== Segment start ==
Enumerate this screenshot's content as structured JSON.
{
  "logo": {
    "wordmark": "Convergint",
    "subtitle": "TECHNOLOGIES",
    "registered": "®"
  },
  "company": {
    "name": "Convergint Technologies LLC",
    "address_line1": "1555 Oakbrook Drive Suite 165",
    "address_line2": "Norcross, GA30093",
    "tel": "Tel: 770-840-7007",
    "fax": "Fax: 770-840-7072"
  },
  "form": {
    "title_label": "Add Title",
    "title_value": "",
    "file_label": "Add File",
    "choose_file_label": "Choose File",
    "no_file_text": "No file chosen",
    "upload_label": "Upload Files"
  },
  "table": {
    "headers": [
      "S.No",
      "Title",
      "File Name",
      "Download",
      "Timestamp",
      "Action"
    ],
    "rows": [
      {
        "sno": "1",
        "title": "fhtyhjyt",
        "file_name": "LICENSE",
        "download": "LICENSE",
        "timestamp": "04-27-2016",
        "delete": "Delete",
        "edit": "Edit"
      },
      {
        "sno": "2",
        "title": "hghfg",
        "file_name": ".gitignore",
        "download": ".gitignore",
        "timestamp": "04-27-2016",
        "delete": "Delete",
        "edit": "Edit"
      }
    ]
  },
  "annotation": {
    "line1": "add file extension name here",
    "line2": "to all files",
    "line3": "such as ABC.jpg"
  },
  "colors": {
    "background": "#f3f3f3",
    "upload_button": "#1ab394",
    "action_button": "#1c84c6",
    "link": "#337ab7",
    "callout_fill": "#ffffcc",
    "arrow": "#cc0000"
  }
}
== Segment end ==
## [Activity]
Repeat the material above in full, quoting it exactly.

## [Answer box]
Enumerate this screenshot's content as structured JSON.
{
  "logo": {
    "wordmark": "Convergint",
    "subtitle": "TECHNOLOGIES",
    "registered": "®"
  },
  "company": {
    "name": "Convergint Technologies LLC",
    "address_line1": "1555 Oakbrook Drive Suite 165",
    "address_line2": "Norcross, GA30093",
    "tel": "Tel: 770-840-7007",
    "fax": "Fax: 770-840-7072"
  },
  "form": {
    "title_label": "Add Title",
    "title_value": "",
    "file_label": "Add File",
    "choose_file_label": "Choose File",
    "no_file_text": "No file chosen",
    "upload_label": "Upload Files"
  },
  "table": {
    "headers": [
      "S.No",
      "Title",
      "File Name",
      "Download",
      "Timestamp",
      "Action"
    ],
    "rows": [
      {
        "sno": "1",
        "title": "fhtyhjyt",
        "file_name": "LICENSE",
        "download": "LICENSE",
        "timestamp": "04-27-2016",
        "delete": "Delete",
        "edit": "Edit"
      },
      {
        "sno": "2",
        "title": "hghfg",
        "file_name": ".gitignore",
        "download": ".gitignore",
        "timestamp": "04-27-2016",
        "delete": "Delete",
        "edit": "Edit"
      }
    ]
  },
  "annotation": {
    "line1": "add file extension name here",
    "line2": "to all files",
    "line3": "such as ABC.jpg"
  },
  "colors": {
    "background": "#f3f3f3",
    "upload_button": "#1ab394",
    "action_button": "#1c84c6",
    "link": "#337ab7",
    "callout_fill": "#ffffcc",
    "arrow": "#cc0000"
  }
}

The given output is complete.